From 2017–2021, we partnered the Association of Commonwealth Universities in a 4-year capacity building project in blended learning in 23 universities in East Africa, in Kenya, Rwanda, Tanzania and Uganda. Called Partnership for Enhanced and Blended Learning (PEBL), SEDA’s responsibilities were to design, develop and deliver a course, Developing Blended Learning (DBL) that explored the pedagogic underpinnings of repurposing material for online/blended delivery, which was evidenced practically by the development of a module that was shared with colleagues in the region.
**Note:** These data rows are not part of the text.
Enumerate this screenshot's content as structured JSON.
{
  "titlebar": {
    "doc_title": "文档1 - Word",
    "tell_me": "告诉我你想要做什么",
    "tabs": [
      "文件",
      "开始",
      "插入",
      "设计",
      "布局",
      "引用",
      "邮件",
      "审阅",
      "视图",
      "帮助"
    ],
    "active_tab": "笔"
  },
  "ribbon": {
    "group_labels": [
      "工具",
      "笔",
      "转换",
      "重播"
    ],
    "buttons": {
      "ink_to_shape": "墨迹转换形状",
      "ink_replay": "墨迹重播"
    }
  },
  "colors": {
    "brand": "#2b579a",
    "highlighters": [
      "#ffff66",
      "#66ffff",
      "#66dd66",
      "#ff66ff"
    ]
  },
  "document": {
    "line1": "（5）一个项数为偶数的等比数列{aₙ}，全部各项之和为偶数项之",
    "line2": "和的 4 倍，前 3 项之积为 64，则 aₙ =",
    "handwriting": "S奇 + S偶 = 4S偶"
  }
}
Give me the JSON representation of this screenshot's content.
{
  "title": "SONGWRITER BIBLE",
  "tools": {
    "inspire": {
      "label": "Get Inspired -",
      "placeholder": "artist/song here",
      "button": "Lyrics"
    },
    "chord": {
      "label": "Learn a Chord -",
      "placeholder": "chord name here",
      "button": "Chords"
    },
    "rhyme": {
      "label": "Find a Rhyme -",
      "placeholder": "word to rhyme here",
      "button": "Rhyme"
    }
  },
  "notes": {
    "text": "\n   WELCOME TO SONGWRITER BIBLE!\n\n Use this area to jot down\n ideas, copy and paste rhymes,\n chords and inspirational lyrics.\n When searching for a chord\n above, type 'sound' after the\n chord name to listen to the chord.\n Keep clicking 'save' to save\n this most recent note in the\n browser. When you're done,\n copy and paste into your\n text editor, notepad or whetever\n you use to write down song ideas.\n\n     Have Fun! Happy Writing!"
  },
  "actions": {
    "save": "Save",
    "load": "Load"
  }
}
The past 18 months have made the activity of critically considering and reflecting on our teaching practice more important than ever as the sector has been turned upside down with the wholesale adoption of online teaching approaches. In this SEDA Special, the authors briefly outline the current scholarship around reflective practice and offer different approaches for experienced and inexperienced teachers to interrogate their practice within their own context.
In 2020, shortly before the pandemic and the UK lockdowns, the Oxford Centre for Staff Learning and Development (OCSLD) at Oxford Brookes University began a project to develop and publish the practical wisdom of teaching in HE for our staff and readers internationally. We invited HE teachers to complete an online survey which investigated what resources they currently used—and also wished they had—to inform their teaching practice. Our respondents were mostly UK-based colleagues, but a few were based in China, Italy and New Zealand. Respondents had a wide range of HE teaching experience, reporting between 5 and 50 years with an average of 19.97 years (SD = 9.99). Most respondents were from humanities and social sciences disciplines, with a smaller number from STEM disciplines.
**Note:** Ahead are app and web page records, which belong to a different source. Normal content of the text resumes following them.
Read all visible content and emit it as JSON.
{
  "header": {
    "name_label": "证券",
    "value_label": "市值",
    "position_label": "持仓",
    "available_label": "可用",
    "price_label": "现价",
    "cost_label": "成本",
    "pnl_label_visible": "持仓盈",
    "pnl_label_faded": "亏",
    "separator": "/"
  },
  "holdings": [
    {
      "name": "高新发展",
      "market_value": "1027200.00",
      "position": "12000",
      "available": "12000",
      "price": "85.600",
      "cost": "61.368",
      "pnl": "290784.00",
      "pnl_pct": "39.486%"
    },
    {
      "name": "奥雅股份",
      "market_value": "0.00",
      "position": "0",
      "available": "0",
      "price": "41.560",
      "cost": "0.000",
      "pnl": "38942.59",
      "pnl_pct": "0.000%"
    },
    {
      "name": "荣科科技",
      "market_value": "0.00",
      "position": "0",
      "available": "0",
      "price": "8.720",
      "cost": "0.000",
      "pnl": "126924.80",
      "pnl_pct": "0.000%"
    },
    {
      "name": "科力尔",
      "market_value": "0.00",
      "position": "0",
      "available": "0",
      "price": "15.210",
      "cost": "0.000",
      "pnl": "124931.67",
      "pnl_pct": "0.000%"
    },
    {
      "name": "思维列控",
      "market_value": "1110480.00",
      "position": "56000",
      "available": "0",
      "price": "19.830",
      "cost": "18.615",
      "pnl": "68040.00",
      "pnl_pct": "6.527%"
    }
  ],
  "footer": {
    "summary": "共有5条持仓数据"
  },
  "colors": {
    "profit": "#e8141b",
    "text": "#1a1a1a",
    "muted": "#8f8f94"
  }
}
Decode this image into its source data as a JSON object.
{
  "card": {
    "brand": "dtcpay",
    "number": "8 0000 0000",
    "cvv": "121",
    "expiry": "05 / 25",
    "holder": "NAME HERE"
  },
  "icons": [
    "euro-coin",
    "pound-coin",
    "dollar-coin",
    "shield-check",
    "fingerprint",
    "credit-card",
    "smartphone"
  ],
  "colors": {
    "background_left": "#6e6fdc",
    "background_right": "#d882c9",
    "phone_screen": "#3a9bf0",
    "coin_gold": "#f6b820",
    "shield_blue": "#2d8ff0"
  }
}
One thing is for certain; we will never forget 2020 and now, 2021! As we embarked on our Co-Editor duties for SEDA’s first Special on Wellbeing in Higher Education (HE) back in September 2019, we could not have begun to imagine how everyday life would dramatically change in a matter of months. At that time ‘wellbeing’ was already a ‘hot’ topic in HE, but as the Covid-19 pandemic progressed, we soon realised that our SEDA Special could not have been timelier!
As we connected with contributors from across the globe, we were all in unfamiliar lockdown territory but united in a shared vision to draw upon our wide-ranging knowledge, expertise, and experiences to ultimately provide insight and guidance on how best to support staff and students to achieve their wellbeing equilibrium. Moreover, we wanted to draw attention to valuable resources, and techniques for readers to consult as appropriate to their needs and interests.
Registrations on Masters programmes are record breaking this year. Students from home and overseas are progressing their studies straight from graduation or returning from the workforce to redefine career prospects. Many academic staff will be picking up postgraduate taught (PGT) for the first time, perhaps at short notice and potentially teaching a more diverse student cohort than ever before. They are looking for additional steer, recognising these particular students in these specific times need more than disciplinary expertise and great teaching to get the most from their studies. This blog is for the educational developer tasked with supporting those picking up PGT or preparing their PGT teaching at pace.
As Freshers’ Week takes place at our institutions and we are welcoming a new cohort of students into our programmes, it seems timely to be writing about the topic of transition. This year more than ever, the need to facilitate a smooth transition back into the world of learning seems more pertinent than ever. Students face not just a new step up in terms of their studies but also a re-adjustment back to face-to-face teaching experiences.